Depending on when your birthday falls, on average, you have 113 months between your age 62 and April 1st of the year following the year you attain age 70 1/2.
The current maximum WEP reduction is $413 per month. You could file for Social Security benefits at age 62 and have all those months with no deduction as long as you don’t become “entitled” to your Texas ORP.
That could mean an additional $46,000 in Social Security benefits ($413 per month x 113 months). I should point out that those figures do not include increases from the cost of living adjustment.
For some, this may not be an option. It’s possible that you will rely on the income created by these savings to provide your retirement income.

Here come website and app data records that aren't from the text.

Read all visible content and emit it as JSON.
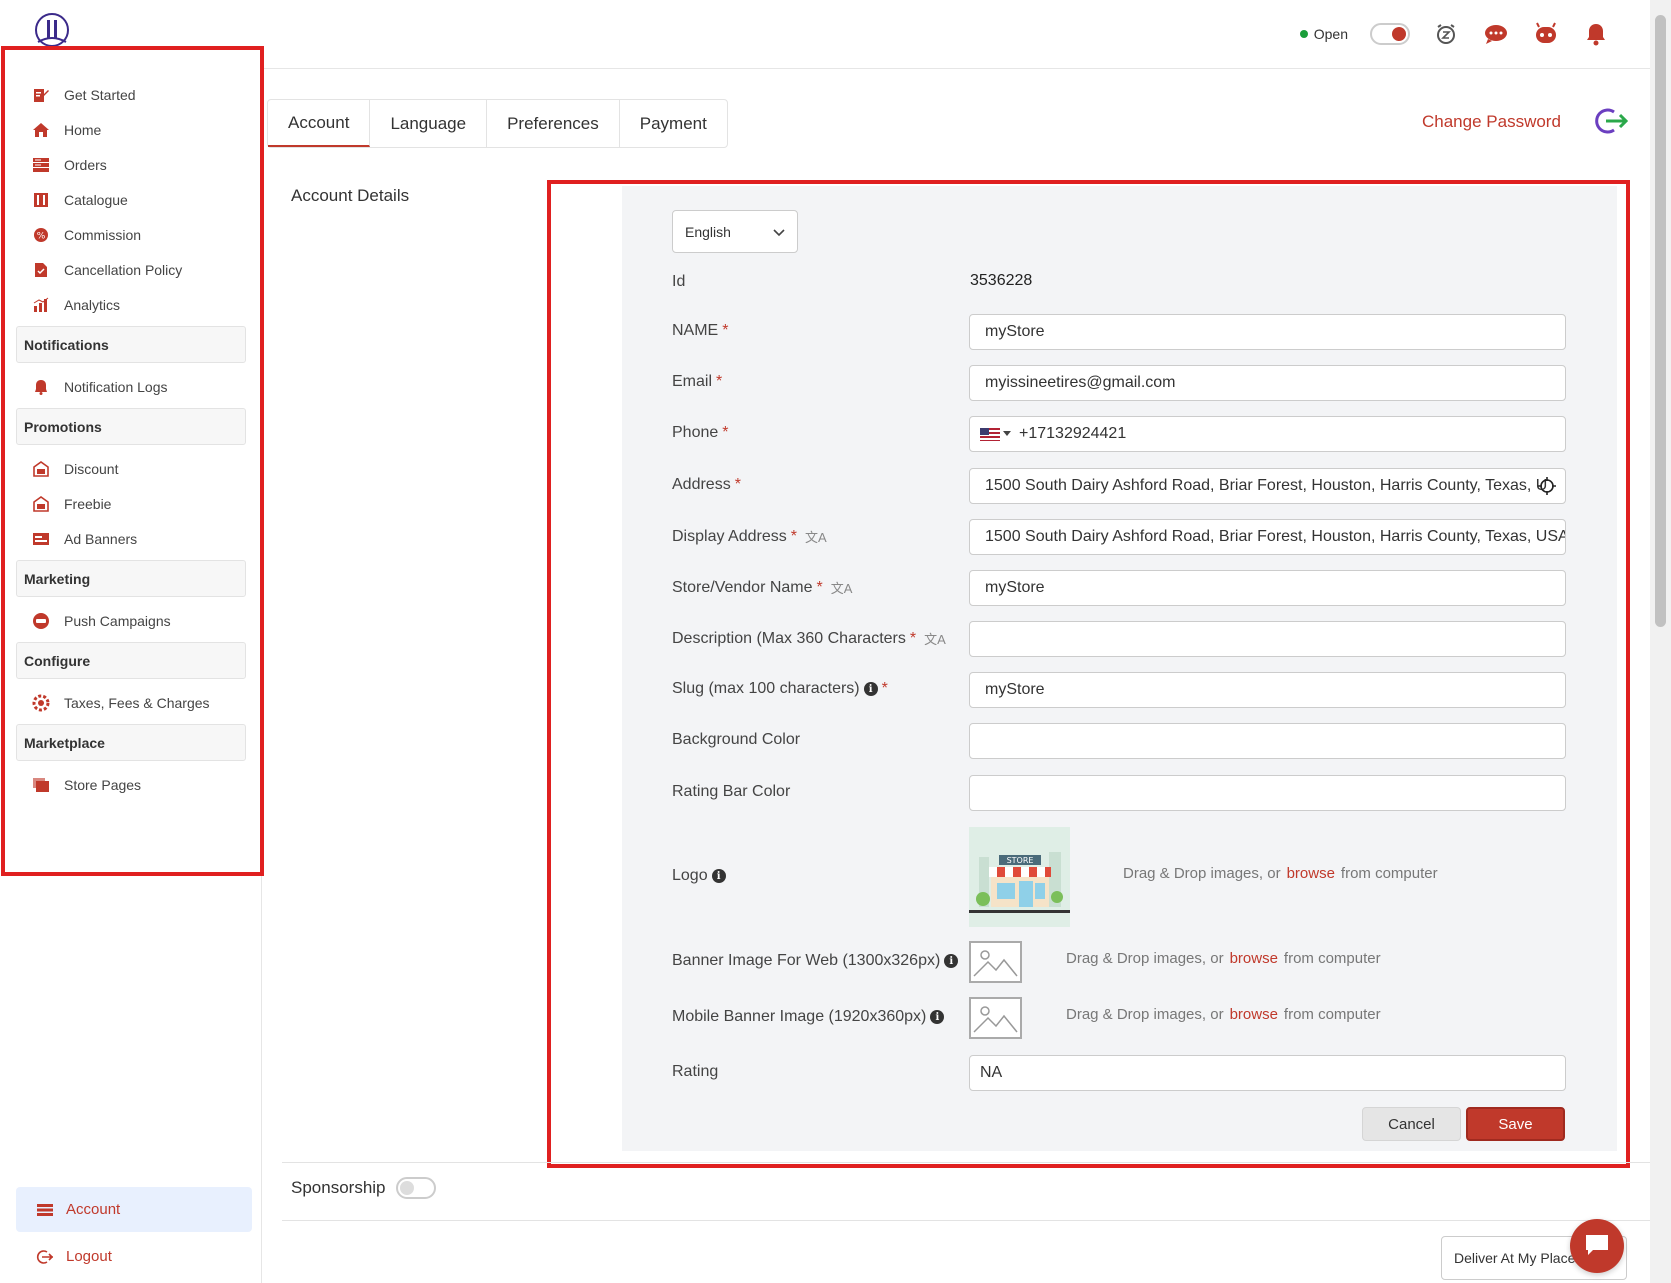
{
  "header": {
    "status_label": "Open",
    "icons": [
      "snooze-icon",
      "support-chat-icon",
      "bot-icon",
      "bell-icon"
    ]
  },
  "sidebar": {
    "items": [
      {
        "label": "Get Started",
        "icon": "edit-icon"
      },
      {
        "label": "Home",
        "icon": "home-icon"
      },
      {
        "label": "Orders",
        "icon": "orders-icon"
      },
      {
        "label": "Catalogue",
        "icon": "catalogue-icon"
      },
      {
        "label": "Commission",
        "icon": "commission-icon"
      },
      {
        "label": "Cancellation Policy",
        "icon": "policy-icon"
      },
      {
        "label": "Analytics",
        "icon": "analytics-icon"
      }
    ],
    "sections": [
      {
        "title": "Notifications",
        "items": [
          {
            "label": "Notification Logs",
            "icon": "bell-icon"
          }
        ]
      },
      {
        "title": "Promotions",
        "items": [
          {
            "label": "Discount",
            "icon": "discount-icon"
          },
          {
            "label": "Freebie",
            "icon": "freebie-icon"
          },
          {
            "label": "Ad Banners",
            "icon": "ad-banner-icon"
          }
        ]
      },
      {
        "title": "Marketing",
        "items": [
          {
            "label": "Push Campaigns",
            "icon": "push-campaign-icon"
          }
        ]
      },
      {
        "title": "Configure",
        "items": [
          {
            "label": "Taxes, Fees & Charges",
            "icon": "gear-icon"
          }
        ]
      },
      {
        "title": "Marketplace",
        "items": [
          {
            "label": "Store Pages",
            "icon": "store-pages-icon"
          }
        ]
      }
    ],
    "bottom": {
      "account": "Account",
      "logout": "Logout"
    }
  },
  "tabs": [
    "Account",
    "Language",
    "Preferences",
    "Payment"
  ],
  "active_tab": "Account",
  "change_password": "Change Password",
  "section_title": "Account Details",
  "form": {
    "language": "English",
    "id_label": "Id",
    "id_value": "3536228",
    "name_label": "NAME",
    "name_value": "myStore",
    "email_label": "Email",
    "email_value": "myissineetires@gmail.com",
    "phone_label": "Phone",
    "phone_value": "+17132924421",
    "address_label": "Address",
    "address_value": "1500 South Dairy Ashford Road, Briar Forest, Houston, Harris County, Texas, U",
    "display_address_label": "Display Address",
    "display_address_value": "1500 South Dairy Ashford Road, Briar Forest, Houston, Harris County, Texas, USA",
    "store_name_label": "Store/Vendor Name",
    "store_name_value": "myStore",
    "description_label": "Description (Max 360 Characters",
    "description_value": "",
    "slug_label": "Slug (max 100 characters)",
    "slug_value": "myStore",
    "bg_color_label": "Background Color",
    "bg_color_value": "",
    "rating_bar_color_label": "Rating Bar Color",
    "rating_bar_color_value": "",
    "logo_label": "Logo",
    "banner_web_label": "Banner Image For Web (1300x326px)",
    "banner_mobile_label": "Mobile Banner Image (1920x360px)",
    "drop_prefix": "Drag & Drop images, or",
    "drop_browse": "browse",
    "drop_suffix": "from computer",
    "logo_sign_text": "STORE",
    "rating_label": "Rating",
    "rating_value": "NA",
    "cancel": "Cancel",
    "save": "Save"
  },
  "sponsorship_label": "Sponsorship",
  "deliver_select": "Deliver At My Place",
  "colors": {
    "accent": "#c0392b",
    "highlight": "#e02020",
    "panel": "#f3f4f6"
  }
}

However, some strategic retirement income planning may allow you pull income from other sources and eliminate the need for touching those Texas ORP dollars until you are required to take a distribution.
Remember that your Texas ORP account can stay where it is when you retire. If your financial advisor tells you that you need to do a rollover (or anything else) with your Texas ORP, be very inquisitive. There could be $46,000 at stake.
Have More Questions?
If you still have questions, you could leave a comment below, but what may be an even greater help is to join my FREE Facebook members group. It’s very active and has some really smart people who love to answer any questions you may have about Social Security. From time to time I’ll even drop in to add my thoughts, too.
You should also consider joining the 100,000+ subscribers on my YouTube channel! For visual learners (as most of us are), this is where I break down the complex rules and help you figure out how to use them to your advantage.
One last thing that you don’t want to miss: Be sure to get your FREE copy of my Social Security Cheat Sheet. This handy guide takes all of the most important rules from the massive Social Security website and condenses it all down to just one page.
I am a participant in the Louisiana Optional Retirement Plan and visited the local Social Security Administration Office to discuss if the WEP reduction would be triggered when entitlement, i.e. the first ORP distribution, occurs. My intent is to satisfy all of the criteria set forth in Social Security POMS RS DAL00605.364 Determining Pension Applicability, Eligibility Date and Monthly Amount and, therefore, delay the WEP trigger until April 1 of the year following the year I attain 70 ½. I was directed to speak with a supervisor at the local Social Security Administration Office and was told that the WEP… Read more »